_Problem details_
Each entry below should appear again exactly as written, without pictures.

(Excerpts from an interface dataset)
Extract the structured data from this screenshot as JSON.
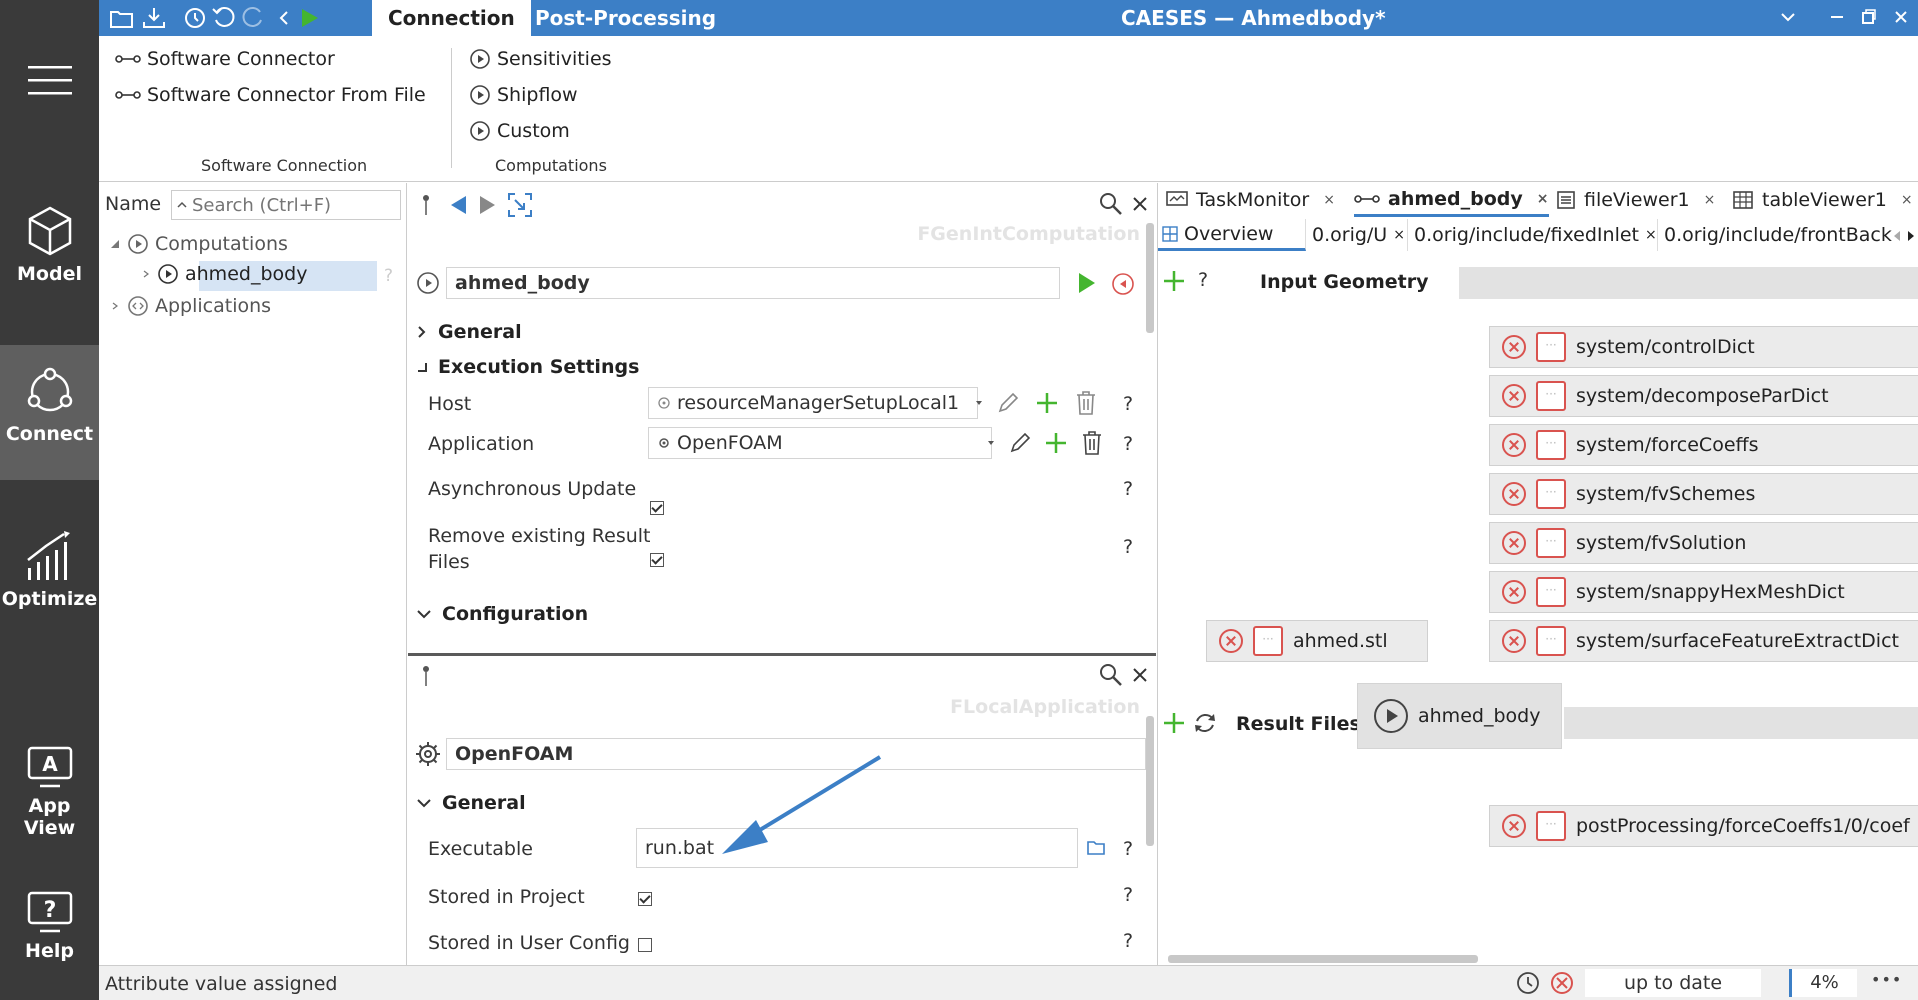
{
  "sidebar": {
    "items": [
      {
        "label": "Model"
      },
      {
        "label": "Connect"
      },
      {
        "label": "Optimize"
      },
      {
        "label": "App View"
      },
      {
        "label": "Help"
      }
    ]
  },
  "topbar": {
    "tabs": [
      "Connection",
      "Post-Processing"
    ],
    "title": "CAESES — Ahmedbody*"
  },
  "ribbon": {
    "software_connection": {
      "items": [
        "Software Connector",
        "Software Connector From File"
      ],
      "group_label": "Software Connection"
    },
    "computations": {
      "items": [
        "Sensitivities",
        "Shipflow",
        "Custom"
      ],
      "group_label": "Computations"
    }
  },
  "tree": {
    "name_label": "Name",
    "search_placeholder": "Search (Ctrl+F)",
    "nodes": [
      "Computations",
      "ahmed_body",
      "Applications"
    ],
    "help": "?"
  },
  "computation_panel": {
    "type_label": "FGenIntComputation",
    "name_value": "ahmed_body",
    "sections": {
      "general": "General",
      "execution": "Execution Settings",
      "configuration": "Configuration"
    },
    "rows": {
      "host": {
        "label": "Host",
        "value": "resourceManagerSetupLocal1"
      },
      "application": {
        "label": "Application",
        "value": "OpenFOAM"
      },
      "async": {
        "label": "Asynchronous Update",
        "checked": true
      },
      "remove": {
        "label_line1": "Remove existing Result",
        "label_line2": "Files",
        "checked": true
      }
    },
    "help": "?"
  },
  "application_panel": {
    "type_label": "FLocalApplication",
    "name_value": "OpenFOAM",
    "section_general": "General",
    "rows": {
      "executable": {
        "label": "Executable",
        "value": "run.bat"
      },
      "stored_project": {
        "label": "Stored in Project",
        "checked": true
      },
      "stored_user": {
        "label": "Stored in User Config",
        "checked": false
      }
    },
    "help": "?"
  },
  "right": {
    "tabs": [
      "TaskMonitor",
      "ahmed_body",
      "fileViewer1",
      "tableViewer1"
    ],
    "subtabs": [
      "Overview",
      "0.orig/U",
      "0.orig/include/fixedInlet",
      "0.orig/include/frontBack"
    ],
    "input_geometry_label": "Input Geometry",
    "result_files_label": "Result Files",
    "help": "?",
    "input_files": [
      "system/controlDict",
      "system/decomposeParDict",
      "system/forceCoeffs",
      "system/fvSchemes",
      "system/fvSolution",
      "system/snappyHexMeshDict",
      "system/surfaceFeatureExtractDict"
    ],
    "geometry_file": "ahmed.stl",
    "computation_node": "ahmed_body",
    "result_file": "postProcessing/forceCoeffs1/0/coef"
  },
  "status": {
    "message": "Attribute value assigned",
    "state": "up to date",
    "zoom": "4%",
    "more": "•••"
  },
  "colors": {
    "accent": "#3c7fc6",
    "run_green": "#44b52f",
    "delete_red": "#d9534f",
    "sidebar": "#3a3a3a"
  }
}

_Answer to this problem_
Extract the structured data from this screenshot as JSON.
{
  "sidebar": {
    "items": [
      {
        "label": "Model"
      },
      {
        "label": "Connect"
      },
      {
        "label": "Optimize"
      },
      {
        "label": "App View"
      },
      {
        "label": "Help"
      }
    ]
  },
  "topbar": {
    "tabs": [
      "Connection",
      "Post-Processing"
    ],
    "title": "CAESES — Ahmedbody*"
  },
  "ribbon": {
    "software_connection": {
      "items": [
        "Software Connector",
        "Software Connector From File"
      ],
      "group_label": "Software Connection"
    },
    "computations": {
      "items": [
        "Sensitivities",
        "Shipflow",
        "Custom"
      ],
      "group_label": "Computations"
    }
  },
  "tree": {
    "name_label": "Name",
    "search_placeholder": "Search (Ctrl+F)",
    "nodes": [
      "Computations",
      "ahmed_body",
      "Applications"
    ],
    "help": "?"
  },
  "computation_panel": {
    "type_label": "FGenIntComputation",
    "name_value": "ahmed_body",
    "sections": {
      "general": "General",
      "execution": "Execution Settings",
      "configuration": "Configuration"
    },
    "rows": {
      "host": {
        "label": "Host",
        "value": "resourceManagerSetupLocal1"
      },
      "application": {
        "label": "Application",
        "value": "OpenFOAM"
      },
      "async": {
        "label": "Asynchronous Update",
        "checked": true
      },
      "remove": {
        "label_line1": "Remove existing Result",
        "label_line2": "Files",
        "checked": true
      }
    },
    "help": "?"
  },
  "application_panel": {
    "type_label": "FLocalApplication",
    "name_value": "OpenFOAM",
    "section_general": "General",
    "rows": {
      "executable": {
        "label": "Executable",
        "value": "run.bat"
      },
      "stored_project": {
        "label": "Stored in Project",
        "checked": true
      },
      "stored_user": {
        "label": "Stored in User Config",
        "checked": false
      }
    },
    "help": "?"
  },
  "right": {
    "tabs": [
      "TaskMonitor",
      "ahmed_body",
      "fileViewer1",
      "tableViewer1"
    ],
    "subtabs": [
      "Overview",
      "0.orig/U",
      "0.orig/include/fixedInlet",
      "0.orig/include/frontBack"
    ],
    "input_geometry_label": "Input Geometry",
    "result_files_label": "Result Files",
    "help": "?",
    "input_files": [
      "system/controlDict",
      "system/decomposeParDict",
      "system/forceCoeffs",
      "system/fvSchemes",
      "system/fvSolution",
      "system/snappyHexMeshDict",
      "system/surfaceFeatureExtractDict"
    ],
    "geometry_file": "ahmed.stl",
    "computation_node": "ahmed_body",
    "result_file": "postProcessing/forceCoeffs1/0/coef"
  },
  "status": {
    "message": "Attribute value assigned",
    "state": "up to date",
    "zoom": "4%",
    "more": "•••"
  },
  "colors": {
    "accent": "#3c7fc6",
    "run_green": "#44b52f",
    "delete_red": "#d9534f",
    "sidebar": "#3a3a3a"
  }
}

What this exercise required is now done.